*Task input*:
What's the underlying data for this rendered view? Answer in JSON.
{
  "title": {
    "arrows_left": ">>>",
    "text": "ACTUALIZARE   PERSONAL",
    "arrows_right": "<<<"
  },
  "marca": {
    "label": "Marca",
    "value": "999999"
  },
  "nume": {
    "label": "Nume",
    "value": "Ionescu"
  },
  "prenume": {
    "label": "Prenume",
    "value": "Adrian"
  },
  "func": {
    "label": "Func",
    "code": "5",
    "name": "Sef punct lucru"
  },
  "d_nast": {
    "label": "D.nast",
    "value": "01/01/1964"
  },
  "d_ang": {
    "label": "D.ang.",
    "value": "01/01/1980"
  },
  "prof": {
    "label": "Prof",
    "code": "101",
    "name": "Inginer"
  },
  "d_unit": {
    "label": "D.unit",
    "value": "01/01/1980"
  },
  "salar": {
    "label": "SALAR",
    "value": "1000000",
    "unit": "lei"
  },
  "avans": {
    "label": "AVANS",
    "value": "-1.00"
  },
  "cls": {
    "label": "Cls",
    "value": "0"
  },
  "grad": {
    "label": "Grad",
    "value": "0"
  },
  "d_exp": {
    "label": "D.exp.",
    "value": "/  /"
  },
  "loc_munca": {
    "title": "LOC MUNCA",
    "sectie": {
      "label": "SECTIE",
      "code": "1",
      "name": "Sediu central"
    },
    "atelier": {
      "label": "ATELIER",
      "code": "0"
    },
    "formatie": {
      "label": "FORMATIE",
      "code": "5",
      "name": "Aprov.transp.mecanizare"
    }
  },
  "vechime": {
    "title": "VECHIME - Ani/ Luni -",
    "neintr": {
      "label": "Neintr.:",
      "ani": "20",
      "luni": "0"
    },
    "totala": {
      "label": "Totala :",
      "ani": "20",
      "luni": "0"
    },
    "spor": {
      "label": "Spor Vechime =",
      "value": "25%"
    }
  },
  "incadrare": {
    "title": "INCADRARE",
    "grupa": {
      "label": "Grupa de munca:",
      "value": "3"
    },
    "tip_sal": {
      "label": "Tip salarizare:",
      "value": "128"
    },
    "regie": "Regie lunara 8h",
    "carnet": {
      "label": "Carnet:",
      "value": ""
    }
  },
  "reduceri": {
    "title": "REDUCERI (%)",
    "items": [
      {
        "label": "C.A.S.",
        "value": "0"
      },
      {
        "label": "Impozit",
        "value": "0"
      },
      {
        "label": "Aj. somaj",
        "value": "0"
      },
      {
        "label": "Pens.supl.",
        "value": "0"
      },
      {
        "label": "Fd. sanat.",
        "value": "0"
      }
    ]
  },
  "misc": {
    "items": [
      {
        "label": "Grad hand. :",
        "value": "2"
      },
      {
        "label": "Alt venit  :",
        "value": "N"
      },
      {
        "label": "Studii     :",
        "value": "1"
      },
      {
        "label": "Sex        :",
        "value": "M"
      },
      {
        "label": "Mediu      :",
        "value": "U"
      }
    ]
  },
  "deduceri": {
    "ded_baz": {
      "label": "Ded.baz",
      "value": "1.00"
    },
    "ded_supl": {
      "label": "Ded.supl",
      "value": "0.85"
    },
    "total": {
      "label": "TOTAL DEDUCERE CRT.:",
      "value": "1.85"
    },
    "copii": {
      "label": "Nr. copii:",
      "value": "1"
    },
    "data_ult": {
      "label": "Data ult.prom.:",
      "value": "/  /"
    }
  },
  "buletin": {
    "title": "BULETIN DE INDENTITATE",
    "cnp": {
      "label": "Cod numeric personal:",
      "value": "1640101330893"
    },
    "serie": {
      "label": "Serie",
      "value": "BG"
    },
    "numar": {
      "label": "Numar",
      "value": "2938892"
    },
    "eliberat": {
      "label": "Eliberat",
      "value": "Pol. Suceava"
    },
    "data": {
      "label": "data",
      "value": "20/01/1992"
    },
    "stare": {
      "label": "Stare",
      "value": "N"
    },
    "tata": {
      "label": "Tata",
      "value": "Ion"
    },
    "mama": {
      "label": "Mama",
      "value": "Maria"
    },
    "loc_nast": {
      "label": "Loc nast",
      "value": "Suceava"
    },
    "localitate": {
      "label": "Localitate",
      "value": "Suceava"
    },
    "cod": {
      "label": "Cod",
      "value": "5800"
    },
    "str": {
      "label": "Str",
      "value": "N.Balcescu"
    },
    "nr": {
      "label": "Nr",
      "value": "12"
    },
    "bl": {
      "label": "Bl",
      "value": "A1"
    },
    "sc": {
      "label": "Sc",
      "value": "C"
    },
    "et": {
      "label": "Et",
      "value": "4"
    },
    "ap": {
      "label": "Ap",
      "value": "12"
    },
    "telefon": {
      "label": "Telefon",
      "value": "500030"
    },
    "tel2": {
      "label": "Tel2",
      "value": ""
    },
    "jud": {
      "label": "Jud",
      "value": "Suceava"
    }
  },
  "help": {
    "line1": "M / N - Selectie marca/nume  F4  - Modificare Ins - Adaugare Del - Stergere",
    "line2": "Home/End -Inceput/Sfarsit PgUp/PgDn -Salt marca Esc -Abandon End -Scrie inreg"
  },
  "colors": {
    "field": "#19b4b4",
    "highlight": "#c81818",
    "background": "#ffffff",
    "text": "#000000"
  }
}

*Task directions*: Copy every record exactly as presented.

*Reply to the task*:
What's the underlying data for this rendered view? Answer in JSON.
{
  "title": {
    "arrows_left": ">>>",
    "text": "ACTUALIZARE   PERSONAL",
    "arrows_right": "<<<"
  },
  "marca": {
    "label": "Marca",
    "value": "999999"
  },
  "nume": {
    "label": "Nume",
    "value": "Ionescu"
  },
  "prenume": {
    "label": "Prenume",
    "value": "Adrian"
  },
  "func": {
    "label": "Func",
    "code": "5",
    "name": "Sef punct lucru"
  },
  "d_nast": {
    "label": "D.nast",
    "value": "01/01/1964"
  },
  "d_ang": {
    "label": "D.ang.",
    "value": "01/01/1980"
  },
  "prof": {
    "label": "Prof",
    "code": "101",
    "name": "Inginer"
  },
  "d_unit": {
    "label": "D.unit",
    "value": "01/01/1980"
  },
  "salar": {
    "label": "SALAR",
    "value": "1000000",
    "unit": "lei"
  },
  "avans": {
    "label": "AVANS",
    "value": "-1.00"
  },
  "cls": {
    "label": "Cls",
    "value": "0"
  },
  "grad": {
    "label": "Grad",
    "value": "0"
  },
  "d_exp": {
    "label": "D.exp.",
    "value": "/  /"
  },
  "loc_munca": {
    "title": "LOC MUNCA",
    "sectie": {
      "label": "SECTIE",
      "code": "1",
      "name": "Sediu central"
    },
    "atelier": {
      "label": "ATELIER",
      "code": "0"
    },
    "formatie": {
      "label": "FORMATIE",
      "code": "5",
      "name": "Aprov.transp.mecanizare"
    }
  },
  "vechime": {
    "title": "VECHIME - Ani/ Luni -",
    "neintr": {
      "label": "Neintr.:",
      "ani": "20",
      "luni": "0"
    },
    "totala": {
      "label": "Totala :",
      "ani": "20",
      "luni": "0"
    },
    "spor": {
      "label": "Spor Vechime =",
      "value": "25%"
    }
  },
  "incadrare": {
    "title": "INCADRARE",
    "grupa": {
      "label": "Grupa de munca:",
      "value": "3"
    },
    "tip_sal": {
      "label": "Tip salarizare:",
      "value": "128"
    },
    "regie": "Regie lunara 8h",
    "carnet": {
      "label": "Carnet:",
      "value": ""
    }
  },
  "reduceri": {
    "title": "REDUCERI (%)",
    "items": [
      {
        "label": "C.A.S.",
        "value": "0"
      },
      {
        "label": "Impozit",
        "value": "0"
      },
      {
        "label": "Aj. somaj",
        "value": "0"
      },
      {
        "label": "Pens.supl.",
        "value": "0"
      },
      {
        "label": "Fd. sanat.",
        "value": "0"
      }
    ]
  },
  "misc": {
    "items": [
      {
        "label": "Grad hand. :",
        "value": "2"
      },
      {
        "label": "Alt venit  :",
        "value": "N"
      },
      {
        "label": "Studii     :",
        "value": "1"
      },
      {
        "label": "Sex        :",
        "value": "M"
      },
      {
        "label": "Mediu      :",
        "value": "U"
      }
    ]
  },
  "deduceri": {
    "ded_baz": {
      "label": "Ded.baz",
      "value": "1.00"
    },
    "ded_supl": {
      "label": "Ded.supl",
      "value": "0.85"
    },
    "total": {
      "label": "TOTAL DEDUCERE CRT.:",
      "value": "1.85"
    },
    "copii": {
      "label": "Nr. copii:",
      "value": "1"
    },
    "data_ult": {
      "label": "Data ult.prom.:",
      "value": "/  /"
    }
  },
  "buletin": {
    "title": "BULETIN DE INDENTITATE",
    "cnp": {
      "label": "Cod numeric personal:",
      "value": "1640101330893"
    },
    "serie": {
      "label": "Serie",
      "value": "BG"
    },
    "numar": {
      "label": "Numar",
      "value": "2938892"
    },
    "eliberat": {
      "label": "Eliberat",
      "value": "Pol. Suceava"
    },
    "data": {
      "label": "data",
      "value": "20/01/1992"
    },
    "stare": {
      "label": "Stare",
      "value": "N"
    },
    "tata": {
      "label": "Tata",
      "value": "Ion"
    },
    "mama": {
      "label": "Mama",
      "value": "Maria"
    },
    "loc_nast": {
      "label": "Loc nast",
      "value": "Suceava"
    },
    "localitate": {
      "label": "Localitate",
      "value": "Suceava"
    },
    "cod": {
      "label": "Cod",
      "value": "5800"
    },
    "str": {
      "label": "Str",
      "value": "N.Balcescu"
    },
    "nr": {
      "label": "Nr",
      "value": "12"
    },
    "bl": {
      "label": "Bl",
      "value": "A1"
    },
    "sc": {
      "label": "Sc",
      "value": "C"
    },
    "et": {
      "label": "Et",
      "value": "4"
    },
    "ap": {
      "label": "Ap",
      "value": "12"
    },
    "telefon": {
      "label": "Telefon",
      "value": "500030"
    },
    "tel2": {
      "label": "Tel2",
      "value": ""
    },
    "jud": {
      "label": "Jud",
      "value": "Suceava"
    }
  },
  "help": {
    "line1": "M / N - Selectie marca/nume  F4  - Modificare Ins - Adaugare Del - Stergere",
    "line2": "Home/End -Inceput/Sfarsit PgUp/PgDn -Salt marca Esc -Abandon End -Scrie inreg"
  },
  "colors": {
    "field": "#19b4b4",
    "highlight": "#c81818",
    "background": "#ffffff",
    "text": "#000000"
  }
}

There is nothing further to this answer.